  • Drug abuse: Certain illicit drugs can raise your blood pressure significantly, which is a significant risk factor for strokes and aneurysms
  • Hypertension (high blood pressure): Clots and bleeding in the brain can stress the walls of your blood vessels
  • Smoking: Tobacco use damages your blood vessels and raises your risk of stroke significantly
  • Weight: Excess weight strains your heart and blood vessels

Additionally, health conditions like diabetes, heart disease and high cholesterol can all raise your risk of a brain aneurysm or stroke. Accidents like head trauma and illnesses like brain tumors and a malformation of the arteries and veins and veins also increase your risk of aneurysms and stroke.

Risk Factors Beyond Your Control

The brain aneurysm and stroke risk factors that you can’t control are:

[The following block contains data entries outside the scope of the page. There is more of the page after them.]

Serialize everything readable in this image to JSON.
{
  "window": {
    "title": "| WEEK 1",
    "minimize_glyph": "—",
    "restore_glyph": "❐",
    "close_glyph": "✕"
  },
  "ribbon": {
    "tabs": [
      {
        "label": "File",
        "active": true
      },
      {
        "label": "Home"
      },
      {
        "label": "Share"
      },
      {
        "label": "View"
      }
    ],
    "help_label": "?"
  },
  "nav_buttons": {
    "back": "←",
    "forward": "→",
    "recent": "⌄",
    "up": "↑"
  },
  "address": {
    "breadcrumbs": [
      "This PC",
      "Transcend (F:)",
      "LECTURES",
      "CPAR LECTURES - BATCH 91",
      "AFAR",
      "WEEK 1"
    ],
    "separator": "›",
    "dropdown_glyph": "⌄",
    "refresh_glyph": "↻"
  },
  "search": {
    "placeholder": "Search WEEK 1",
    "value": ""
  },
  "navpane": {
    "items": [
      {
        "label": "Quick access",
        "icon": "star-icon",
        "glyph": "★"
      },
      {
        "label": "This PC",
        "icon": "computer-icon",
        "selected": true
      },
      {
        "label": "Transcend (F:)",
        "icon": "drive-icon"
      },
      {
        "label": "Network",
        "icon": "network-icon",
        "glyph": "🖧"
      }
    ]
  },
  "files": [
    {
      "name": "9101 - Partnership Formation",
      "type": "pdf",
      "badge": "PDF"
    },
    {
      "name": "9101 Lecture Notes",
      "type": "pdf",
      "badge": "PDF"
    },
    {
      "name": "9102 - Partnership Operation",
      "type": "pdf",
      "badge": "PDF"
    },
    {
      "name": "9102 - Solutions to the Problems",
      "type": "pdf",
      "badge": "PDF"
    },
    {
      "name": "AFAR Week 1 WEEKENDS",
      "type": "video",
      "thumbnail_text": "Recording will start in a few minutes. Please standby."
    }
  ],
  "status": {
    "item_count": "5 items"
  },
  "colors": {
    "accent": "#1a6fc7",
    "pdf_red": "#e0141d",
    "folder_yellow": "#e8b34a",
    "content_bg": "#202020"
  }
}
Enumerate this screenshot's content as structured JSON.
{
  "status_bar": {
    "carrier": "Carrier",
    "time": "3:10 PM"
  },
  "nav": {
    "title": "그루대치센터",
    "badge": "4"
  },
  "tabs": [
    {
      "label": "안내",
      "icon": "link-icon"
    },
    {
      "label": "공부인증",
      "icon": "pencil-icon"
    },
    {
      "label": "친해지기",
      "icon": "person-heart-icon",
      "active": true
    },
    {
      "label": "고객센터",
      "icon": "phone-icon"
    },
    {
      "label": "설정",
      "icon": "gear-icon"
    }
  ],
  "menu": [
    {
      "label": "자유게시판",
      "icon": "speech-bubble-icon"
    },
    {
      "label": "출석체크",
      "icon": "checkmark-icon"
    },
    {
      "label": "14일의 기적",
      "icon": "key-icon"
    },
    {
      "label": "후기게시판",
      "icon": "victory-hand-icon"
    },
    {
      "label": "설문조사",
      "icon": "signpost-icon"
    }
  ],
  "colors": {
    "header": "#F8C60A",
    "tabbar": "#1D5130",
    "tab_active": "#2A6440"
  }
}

  • Age: Although they’re more common in people who are 40 or older, anyone can experience an aneurysm at any age. Aneurysms are rare among children, and most aneurysm ruptures occur between the ages of 30 and 60. Likewise, the older you are, the more likely it is that you’ll have a stroke. However, as many as one in seven strokes occur in adolescents.
  • Heredity: You’re more likely to have an aneurysm or stroke if an immediate family member has had one.

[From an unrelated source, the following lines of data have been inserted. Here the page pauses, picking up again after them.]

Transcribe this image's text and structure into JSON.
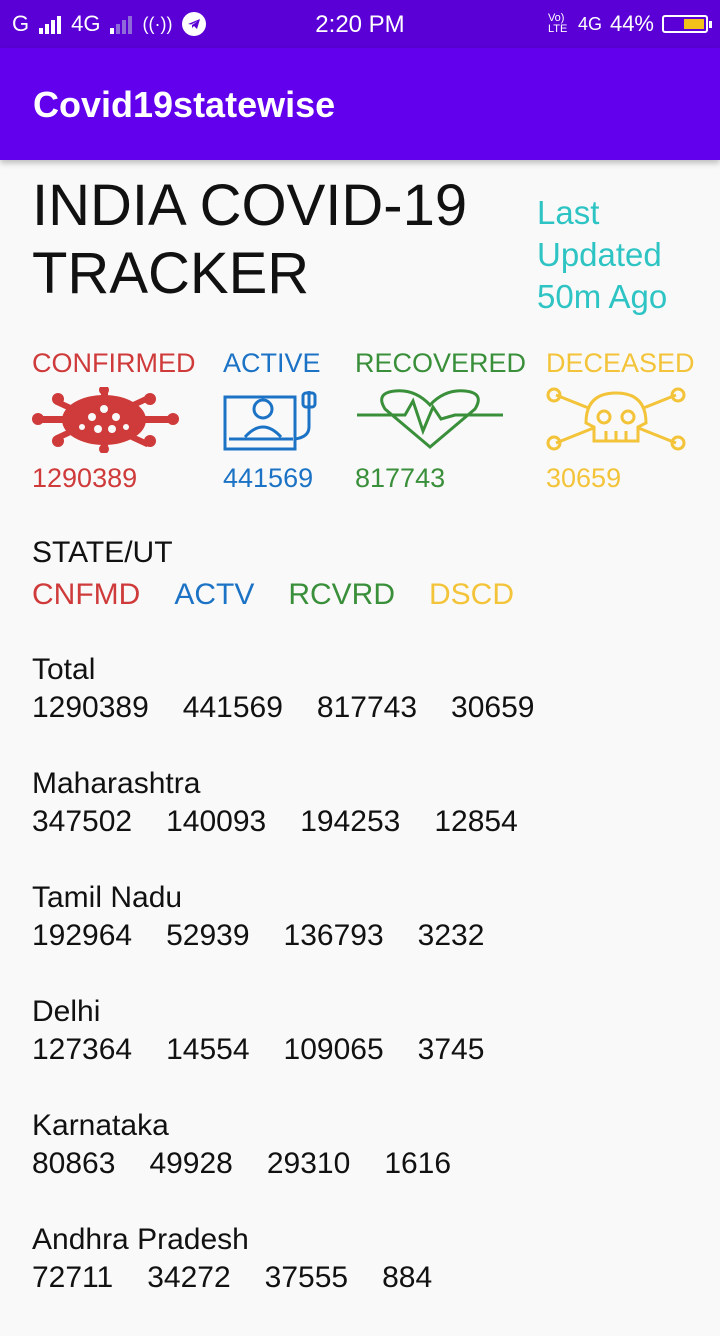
{
  "status_bar": {
    "network_left": "G",
    "network_label": "4G",
    "time": "2:20 PM",
    "volte": "Vo) LTE",
    "network_right": "4G",
    "battery": "44%"
  },
  "app": {
    "title": "Covid19statewise"
  },
  "header": {
    "title": "INDIA COVID-19 TRACKER",
    "updated": "Last Updated 50m Ago"
  },
  "stats": [
    {
      "label": "CONFIRMED",
      "value": "1290389",
      "icon": "virus-icon",
      "color": "#cf3a3a"
    },
    {
      "label": "ACTIVE",
      "value": "441569",
      "icon": "hospital-bed-icon",
      "color": "#1c73c5"
    },
    {
      "label": "RECOVERED",
      "value": "817743",
      "icon": "heartbeat-icon",
      "color": "#3a8f3a"
    },
    {
      "label": "DECEASED",
      "value": "30659",
      "icon": "skull-icon",
      "color": "#f3c43a"
    }
  ],
  "legend": {
    "heading": "STATE/UT",
    "confirmed": "CNFMD",
    "active": "ACTV",
    "recovered": "RCVRD",
    "deceased": "DSCD"
  },
  "rows": [
    {
      "name": "Total",
      "confirmed": "1290389",
      "active": "441569",
      "recovered": "817743",
      "deceased": "30659"
    },
    {
      "name": "Maharashtra",
      "confirmed": "347502",
      "active": "140093",
      "recovered": "194253",
      "deceased": "12854"
    },
    {
      "name": "Tamil Nadu",
      "confirmed": "192964",
      "active": "52939",
      "recovered": "136793",
      "deceased": "3232"
    },
    {
      "name": "Delhi",
      "confirmed": "127364",
      "active": "14554",
      "recovered": "109065",
      "deceased": "3745"
    },
    {
      "name": "Karnataka",
      "confirmed": "80863",
      "active": "49928",
      "recovered": "29310",
      "deceased": "1616"
    },
    {
      "name": "Andhra Pradesh",
      "confirmed": "72711",
      "active": "34272",
      "recovered": "37555",
      "deceased": "884"
    }
  ]
}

Myth: You Can’t Tell the Difference Between Brain Aneurysm Symptoms and Stroke Symptoms

Fact: Brain aneurysm ruptures and strokes may share symptoms, but there are some key differences between them.

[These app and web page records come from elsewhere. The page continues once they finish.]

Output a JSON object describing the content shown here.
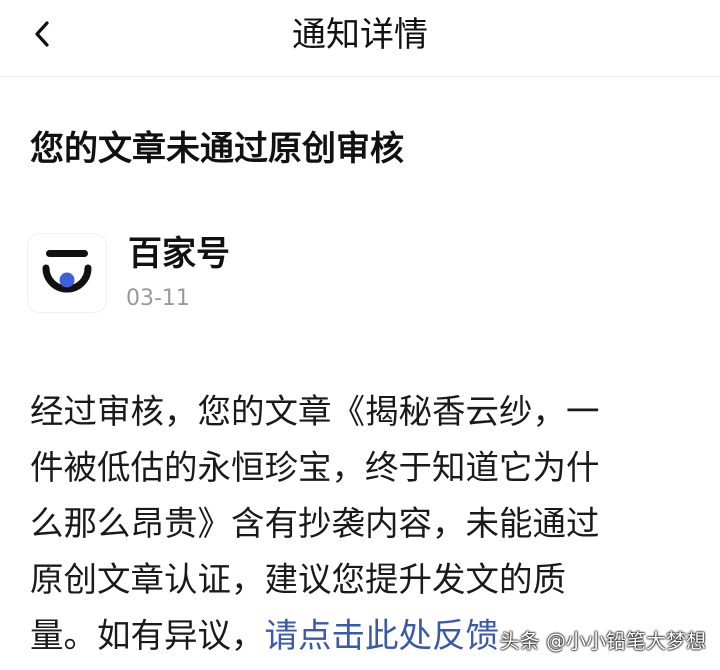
{
  "header": {
    "back_icon": "chevron-left-icon",
    "title": "通知详情"
  },
  "notice": {
    "title": "您的文章未通过原创审核"
  },
  "sender": {
    "name": "百家号",
    "date": "03-11",
    "logo_colors": {
      "ring": "#111111",
      "dot": "#3d62d6"
    }
  },
  "body": {
    "lines": [
      "经过审核，您的文章《揭秘香云纱，一",
      "件被低估的永恒珍宝，终于知道它为什",
      "么那么昂贵》含有抄袭内容，未能通过",
      "原创文章认证，建议您提升发文的质",
      "量。如有异议，"
    ],
    "link_text": "请点击此处反馈",
    "link_color": "#3a59a8"
  },
  "watermark": {
    "text": "头条 @小小铅笔大梦想"
  }
}
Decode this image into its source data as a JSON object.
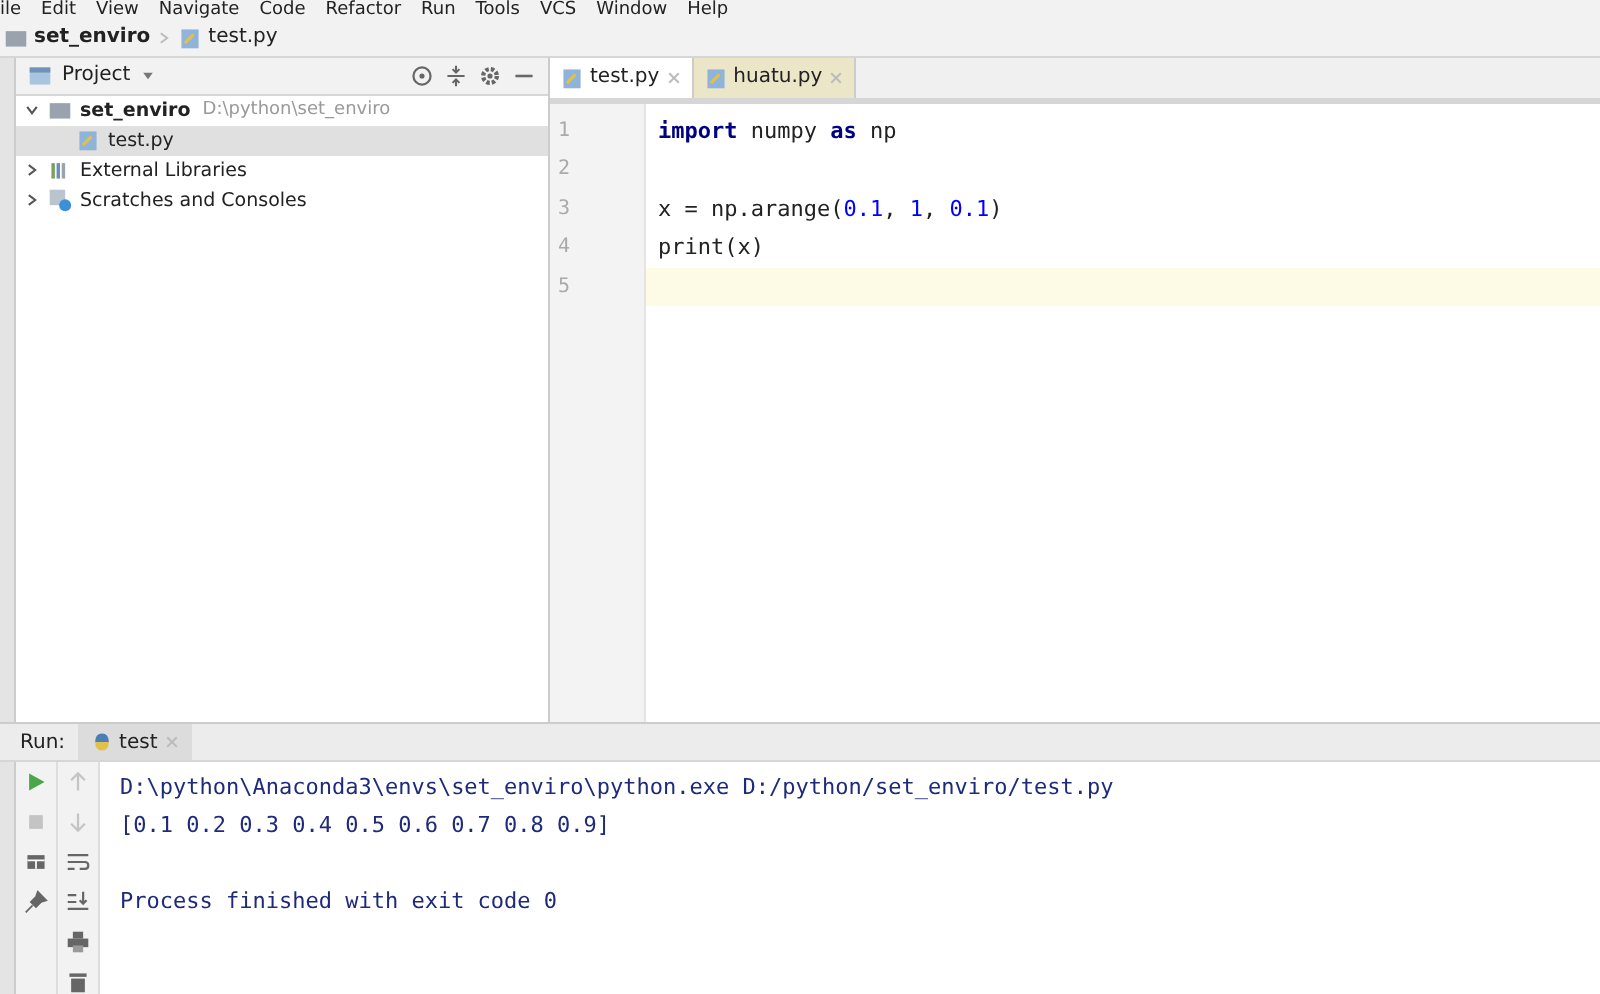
{
  "menu": [
    "ile",
    "Edit",
    "View",
    "Navigate",
    "Code",
    "Refactor",
    "Run",
    "Tools",
    "VCS",
    "Window",
    "Help"
  ],
  "breadcrumb": [
    "set_enviro",
    "test.py"
  ],
  "project_panel": {
    "title": "Project",
    "tree": [
      {
        "label": "set_enviro",
        "path": "D:\\python\\set_enviro",
        "kind": "folder",
        "expanded": true,
        "selected": false,
        "children": [
          {
            "label": "test.py",
            "kind": "python",
            "selected": true
          }
        ]
      },
      {
        "label": "External Libraries",
        "kind": "library",
        "expanded": false,
        "selected": false
      },
      {
        "label": "Scratches and Consoles",
        "kind": "scratch",
        "expanded": false,
        "selected": false
      }
    ]
  },
  "editor_tabs": [
    {
      "label": "test.py",
      "selected": true
    },
    {
      "label": "huatu.py",
      "selected": false
    }
  ],
  "code_lines": [
    {
      "number": "1",
      "current": false,
      "tokens": [
        {
          "text": "import",
          "kind": "keyword"
        },
        {
          "text": " numpy ",
          "kind": "plain"
        },
        {
          "text": "as",
          "kind": "keyword"
        },
        {
          "text": " np",
          "kind": "plain"
        }
      ]
    },
    {
      "number": "2",
      "current": false
    },
    {
      "number": "3",
      "current": false,
      "tokens": [
        {
          "text": "x = np.arange(",
          "kind": "plain"
        },
        {
          "text": "0.1",
          "kind": "number"
        },
        {
          "text": ", ",
          "kind": "plain"
        },
        {
          "text": "1",
          "kind": "number"
        },
        {
          "text": ", ",
          "kind": "plain"
        },
        {
          "text": "0.1",
          "kind": "number"
        },
        {
          "text": ")",
          "kind": "plain"
        }
      ]
    },
    {
      "number": "4",
      "current": false,
      "tokens": [
        {
          "text": "print(x)",
          "kind": "plain"
        }
      ]
    },
    {
      "number": "5",
      "current": true
    }
  ],
  "run_panel": {
    "label": "Run:",
    "tab": "test",
    "console": [
      {
        "text": "D:\\python\\Anaconda3\\envs\\set_enviro\\python.exe D:/python/set_enviro/test.py",
        "kind": "command"
      },
      {
        "text": "[0.1 0.2 0.3 0.4 0.5 0.6 0.7 0.8 0.9]",
        "kind": "output"
      },
      {
        "text": "Process finished with exit code 0",
        "kind": "status"
      }
    ]
  }
}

In some cases, large brain aneurysms could press on parts of the brain, mimicking stroke symptoms like speech problems, vision issues and a loss of balance.

However, unlike strokes, most brain aneurysms don’t have any symptoms — until they bleed or tear.

Symptoms of a Brain Aneurysm Rupture

When a brain aneurysm ruptures, you’ll feel a sudden, incapacitating headache, and you might vomit or lose consciousness. Other brain aneurysm symptoms include:

  • A stiff neck
  • An enlarged pupil
  • Confusion or clumsiness
  • Pain above or around the eye
  • Jerking movements, like convulsions
  • Weakness or numbness in the face

Stroke Symptoms

Like a brain aneurysm rupture, stroke symptoms can be sudden. However, unlike an aneurysm, stroke symptoms could also develop over a few hours or days. Specific stroke symptoms include:

  • A transient ischemic attack, or a stroke-like attack that precedes a major stroke
  • An inability to lift the arms
  • Difficulty swallowing
  • Drooping on one side of the face
  • Numbness or paralysis on one side of the body

Most importantly, ruptured brain aneurysms and strokes are both emergencies that need immediate medical attention. Call 911 if you suspect either of these conditions in a loved one.

To read more about strokes, download the guidebook on stroke prevention or get a printable stroke-risk survey and take an important step in protecting your whole health.

Compassionate Neurological Care for Your Peace of Mind

Consider AdventHealth your partner in advanced neurological care.

The AdventHealth Neuroscience Institute offers minimally invasive treatments for people with a variety of neurological and neurosurgical conditions. The institute is one of only a few medical centers in the country to offer interventional neuroradiology — a procedure that enables neurosurgeons to reach aneurysms in highly sensitive areas of the brain. We are honored to be recognized by U.S. News & World Report as the best hospital in Florida for neurology and neurosurgery.

If you or someone you know has a neurological concern, you deserve whole-person care from specialists who are dedicated to helping you heal in body, mind and spirit. Find helpful resources or learn more about our programs.

Recent Blogs

A Woman Walks Across a Pedestrian Bridge in the Fall
Steps Toward Success: 10 Ways Walking After Bariatric Surgery Can Transform Your Weight Loss Journey
A doctor and a patient read a tablet.
Why Everyone Needs a Primary Care Physician
Bariatric Surgery and Bowel Habits: Tips for a Smooth Transition
A Woman Sits at a Table with a Cup of Tea Blowing Her Nose
Is It a Cold, the Flu, COVID-19 or Seasonal Allergies?
7 Ways Bariatric Surgery Can Improve Your Life Beyond the Scale
View More Articles